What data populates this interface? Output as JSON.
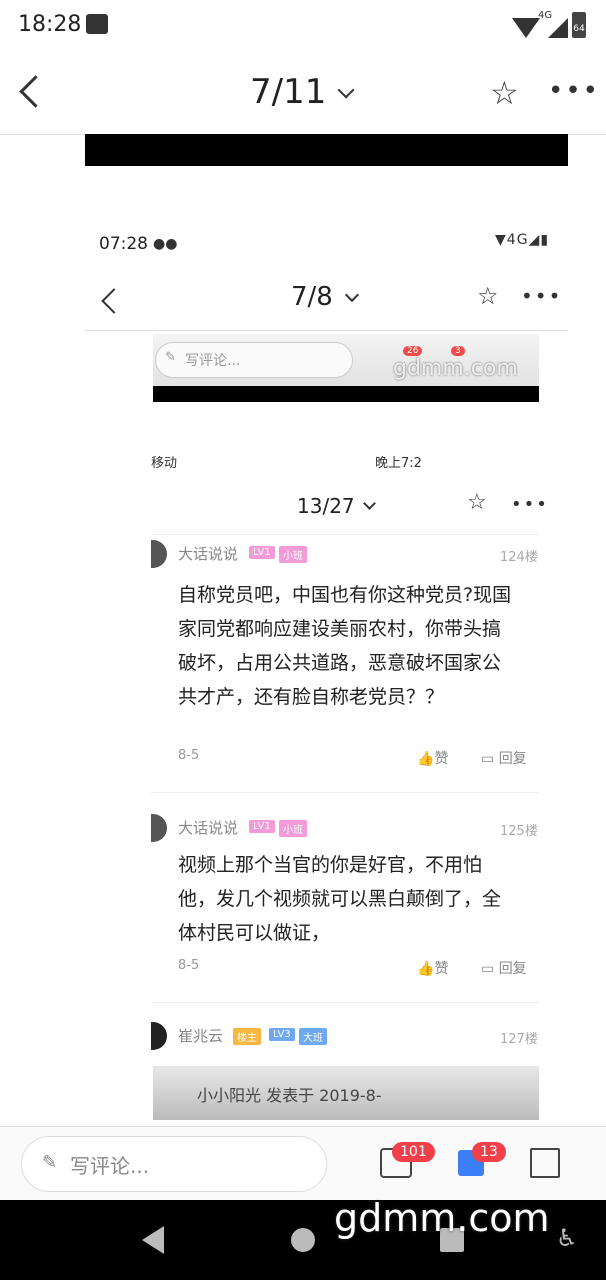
{
  "status_bar": {
    "time": "18:28",
    "network": "4G",
    "battery": "64"
  },
  "top_nav": {
    "page_indicator": "7/11"
  },
  "inner_screenshot": {
    "time": "07:28",
    "network": "4G",
    "page_indicator": "7/8",
    "comment_bar": {
      "placeholder": "写评论...",
      "comment_count": "26",
      "like_count": "3",
      "watermark": "gdmm.com"
    },
    "nested": {
      "carrier": "移动",
      "status_time": "晚上7:2",
      "page_indicator": "13/27",
      "comments": [
        {
          "user": "大话说说",
          "tags": [
            "LV1",
            "小班"
          ],
          "floor": "124楼",
          "text": "自称党员吧，中国也有你这种党员?现国家同党都响应建设美丽农村，你带头搞破坏，占用公共道路，恶意破坏国家公共才产，还有脸自称老党员？？",
          "date": "8-5",
          "like": "赞",
          "reply": "回复"
        },
        {
          "user": "大话说说",
          "tags": [
            "LV1",
            "小班"
          ],
          "floor": "125楼",
          "text": "视频上那个当官的你是好官，不用怕他，发几个视频就可以黑白颠倒了，全体村民可以做证，",
          "date": "8-5",
          "like": "赞",
          "reply": "回复"
        },
        {
          "user": "崔兆云",
          "tags": [
            "楼主",
            "LV3",
            "大班"
          ],
          "floor": "127楼"
        }
      ],
      "bottom_text": "小小阳光 发表于 2019-8-"
    }
  },
  "bottom_bar": {
    "placeholder": "写评论...",
    "comment_count": "101",
    "like_count": "13"
  },
  "watermark": "gdmm.com",
  "colors": {
    "badge": "#f2404a",
    "like": "#3b7ef5",
    "tag_pink": "#f39ad9",
    "tag_blue": "#6ea8f0",
    "tag_gold": "#f5b740"
  }
}
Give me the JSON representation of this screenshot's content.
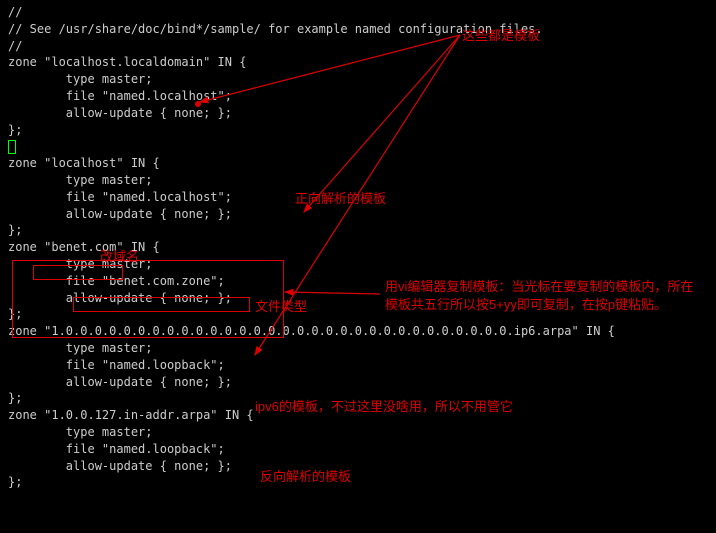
{
  "code": {
    "l1": "//",
    "l2": "// See /usr/share/doc/bind*/sample/ for example named configuration files.",
    "l3": "//",
    "l4": "",
    "l5": "zone \"localhost.localdomain\" IN {",
    "l6": "        type master;",
    "l7": "        file \"named.localhost\";",
    "l8": "        allow-update { none; };",
    "l9": "};",
    "l11": "zone \"localhost\" IN {",
    "l12": "        type master;",
    "l13": "        file \"named.localhost\";",
    "l14": "        allow-update { none; };",
    "l15": "};",
    "l16": "",
    "l17": "zone \"benet.com\" IN {",
    "l18": "        type master;",
    "l19": "        file \"benet.com.zone\";",
    "l20": "        allow-update { none; };",
    "l21": "};",
    "l22": "",
    "l23": "zone \"1.0.0.0.0.0.0.0.0.0.0.0.0.0.0.0.0.0.0.0.0.0.0.0.0.0.0.0.0.0.0.0.ip6.arpa\" IN {",
    "l24": "        type master;",
    "l25": "        file \"named.loopback\";",
    "l26": "        allow-update { none; };",
    "l27": "};",
    "l28": "",
    "l29": "zone \"1.0.0.127.in-addr.arpa\" IN {",
    "l30": "        type master;",
    "l31": "        file \"named.loopback\";",
    "l32": "        allow-update { none; };",
    "l33": "};"
  },
  "annotations": {
    "top": "这些都是模板",
    "forward": "正向解析的模板",
    "domain": "改域名",
    "filetype": "文件类型",
    "vi": "用vi编辑器复制模板：当光标在要复制的模板内，所在模板共五行所以按5+yy即可复制，在按p键粘贴。",
    "ipv6": "ipv6的模板，不过这里没啥用，所以不用管它",
    "reverse": "反向解析的模板"
  }
}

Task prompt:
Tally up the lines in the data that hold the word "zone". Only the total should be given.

Answer to the problem:
6